▸ EXERCISE DETAILS
Set down the entries again word for word, without any of the images.

========================

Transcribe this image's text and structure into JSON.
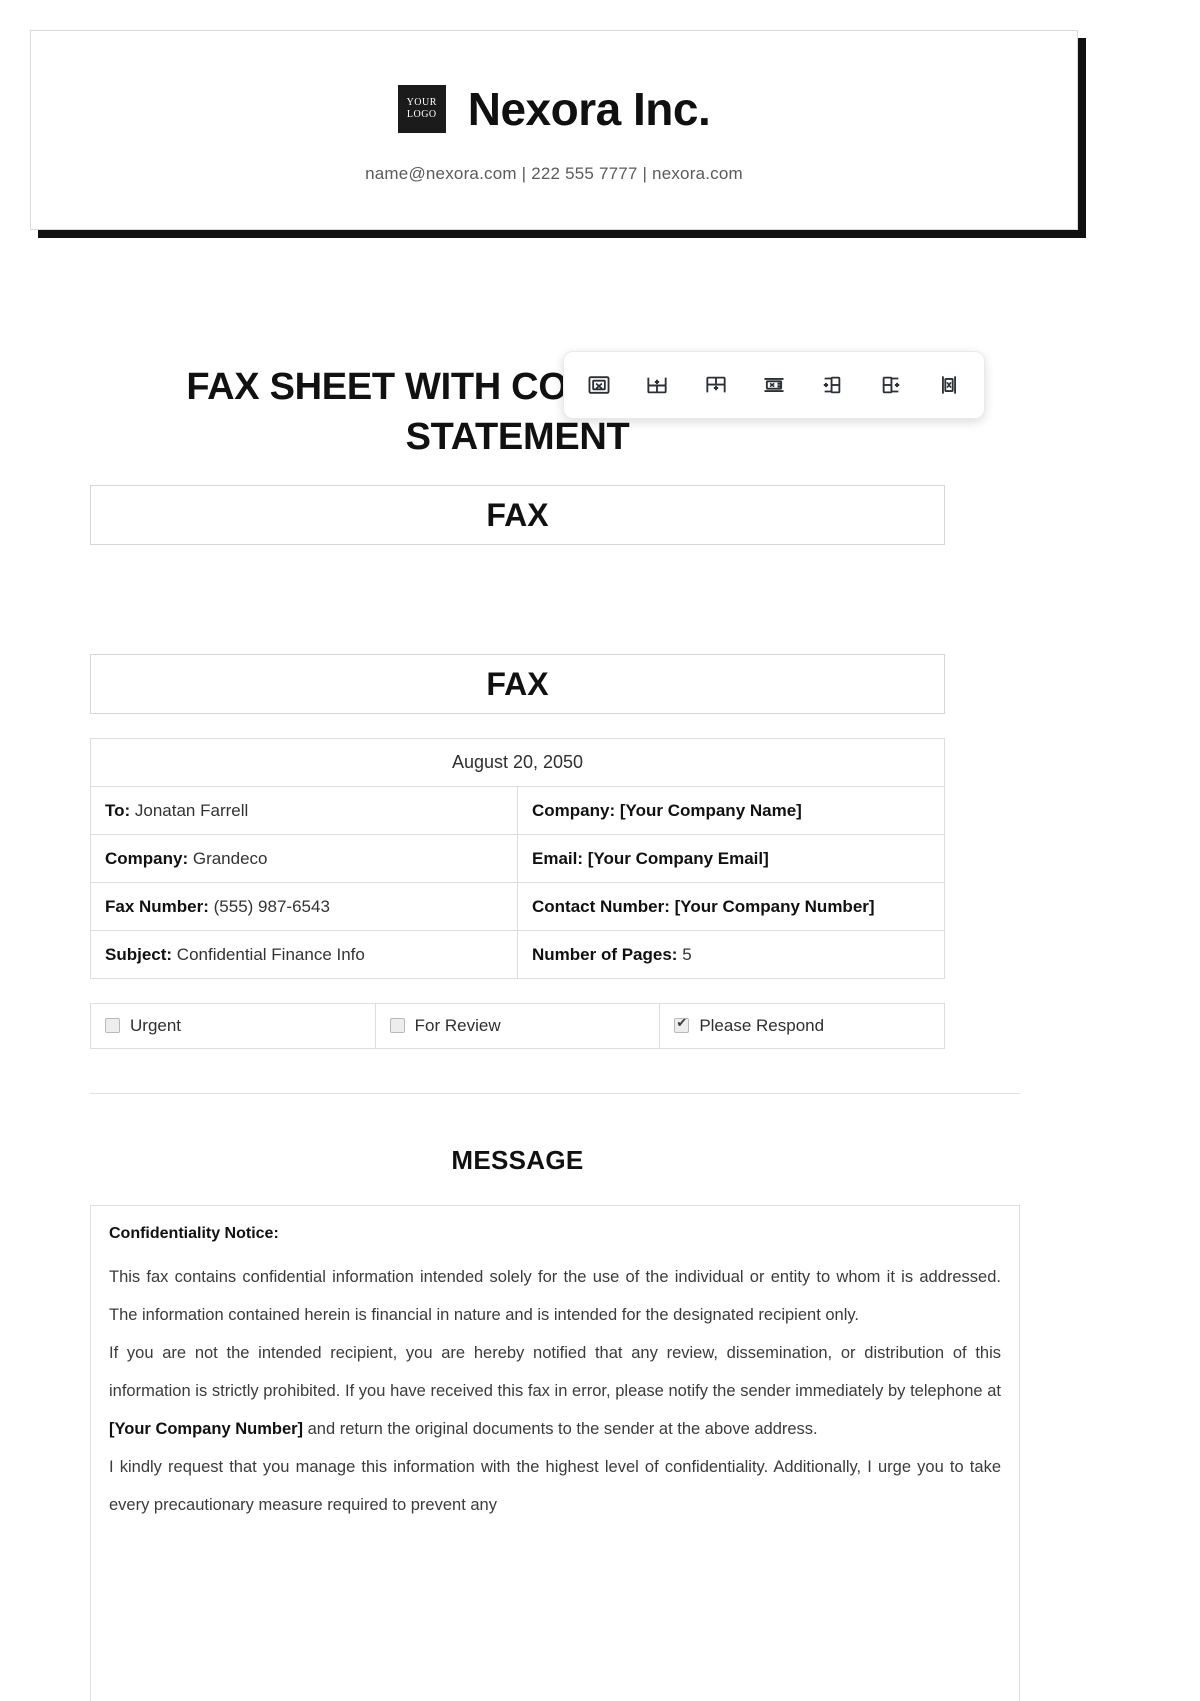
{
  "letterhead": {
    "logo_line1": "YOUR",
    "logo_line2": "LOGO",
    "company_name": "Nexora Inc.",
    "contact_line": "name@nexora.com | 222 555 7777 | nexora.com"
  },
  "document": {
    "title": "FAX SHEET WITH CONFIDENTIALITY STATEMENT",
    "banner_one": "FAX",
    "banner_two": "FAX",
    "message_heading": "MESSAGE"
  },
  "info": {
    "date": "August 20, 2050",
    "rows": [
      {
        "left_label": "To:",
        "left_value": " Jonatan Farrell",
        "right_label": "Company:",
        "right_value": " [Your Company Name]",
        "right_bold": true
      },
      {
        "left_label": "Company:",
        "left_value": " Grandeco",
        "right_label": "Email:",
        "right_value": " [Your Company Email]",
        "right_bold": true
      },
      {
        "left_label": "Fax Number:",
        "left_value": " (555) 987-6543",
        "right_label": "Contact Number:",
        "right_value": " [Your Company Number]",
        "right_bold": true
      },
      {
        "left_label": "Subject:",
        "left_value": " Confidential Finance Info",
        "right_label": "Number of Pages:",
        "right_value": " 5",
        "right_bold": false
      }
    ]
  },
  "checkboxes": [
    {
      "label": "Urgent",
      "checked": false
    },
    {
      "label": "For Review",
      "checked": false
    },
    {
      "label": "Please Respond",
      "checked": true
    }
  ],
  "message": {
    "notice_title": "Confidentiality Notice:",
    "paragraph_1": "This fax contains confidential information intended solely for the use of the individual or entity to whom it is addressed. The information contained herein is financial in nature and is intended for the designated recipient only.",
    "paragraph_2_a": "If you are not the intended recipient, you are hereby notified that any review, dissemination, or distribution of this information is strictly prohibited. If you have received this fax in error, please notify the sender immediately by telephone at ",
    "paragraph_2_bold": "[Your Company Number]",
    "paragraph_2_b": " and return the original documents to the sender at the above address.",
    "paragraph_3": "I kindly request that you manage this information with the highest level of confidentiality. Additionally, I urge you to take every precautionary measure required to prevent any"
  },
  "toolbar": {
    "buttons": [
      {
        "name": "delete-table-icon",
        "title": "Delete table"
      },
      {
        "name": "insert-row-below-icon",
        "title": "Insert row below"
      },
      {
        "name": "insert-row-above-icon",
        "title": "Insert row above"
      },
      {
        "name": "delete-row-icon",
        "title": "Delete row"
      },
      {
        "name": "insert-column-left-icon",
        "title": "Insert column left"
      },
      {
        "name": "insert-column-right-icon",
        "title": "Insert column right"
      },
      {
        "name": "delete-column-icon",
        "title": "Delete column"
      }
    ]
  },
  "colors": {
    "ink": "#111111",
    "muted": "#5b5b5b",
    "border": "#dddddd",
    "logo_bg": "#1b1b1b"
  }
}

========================

▸ RESPONSE TO THE TASK
Transcribe this image's text and structure into JSON.
{
  "letterhead": {
    "logo_line1": "YOUR",
    "logo_line2": "LOGO",
    "company_name": "Nexora Inc.",
    "contact_line": "name@nexora.com | 222 555 7777 | nexora.com"
  },
  "document": {
    "title": "FAX SHEET WITH CONFIDENTIALITY STATEMENT",
    "banner_one": "FAX",
    "banner_two": "FAX",
    "message_heading": "MESSAGE"
  },
  "info": {
    "date": "August 20, 2050",
    "rows": [
      {
        "left_label": "To:",
        "left_value": " Jonatan Farrell",
        "right_label": "Company:",
        "right_value": " [Your Company Name]",
        "right_bold": true
      },
      {
        "left_label": "Company:",
        "left_value": " Grandeco",
        "right_label": "Email:",
        "right_value": " [Your Company Email]",
        "right_bold": true
      },
      {
        "left_label": "Fax Number:",
        "left_value": " (555) 987-6543",
        "right_label": "Contact Number:",
        "right_value": " [Your Company Number]",
        "right_bold": true
      },
      {
        "left_label": "Subject:",
        "left_value": " Confidential Finance Info",
        "right_label": "Number of Pages:",
        "right_value": " 5",
        "right_bold": false
      }
    ]
  },
  "checkboxes": [
    {
      "label": "Urgent",
      "checked": false
    },
    {
      "label": "For Review",
      "checked": false
    },
    {
      "label": "Please Respond",
      "checked": true
    }
  ],
  "message": {
    "notice_title": "Confidentiality Notice:",
    "paragraph_1": "This fax contains confidential information intended solely for the use of the individual or entity to whom it is addressed. The information contained herein is financial in nature and is intended for the designated recipient only.",
    "paragraph_2_a": "If you are not the intended recipient, you are hereby notified that any review, dissemination, or distribution of this information is strictly prohibited. If you have received this fax in error, please notify the sender immediately by telephone at ",
    "paragraph_2_bold": "[Your Company Number]",
    "paragraph_2_b": " and return the original documents to the sender at the above address.",
    "paragraph_3": "I kindly request that you manage this information with the highest level of confidentiality. Additionally, I urge you to take every precautionary measure required to prevent any"
  },
  "toolbar": {
    "buttons": [
      {
        "name": "delete-table-icon",
        "title": "Delete table"
      },
      {
        "name": "insert-row-below-icon",
        "title": "Insert row below"
      },
      {
        "name": "insert-row-above-icon",
        "title": "Insert row above"
      },
      {
        "name": "delete-row-icon",
        "title": "Delete row"
      },
      {
        "name": "insert-column-left-icon",
        "title": "Insert column left"
      },
      {
        "name": "insert-column-right-icon",
        "title": "Insert column right"
      },
      {
        "name": "delete-column-icon",
        "title": "Delete column"
      }
    ]
  },
  "colors": {
    "ink": "#111111",
    "muted": "#5b5b5b",
    "border": "#dddddd",
    "logo_bg": "#1b1b1b"
  }
}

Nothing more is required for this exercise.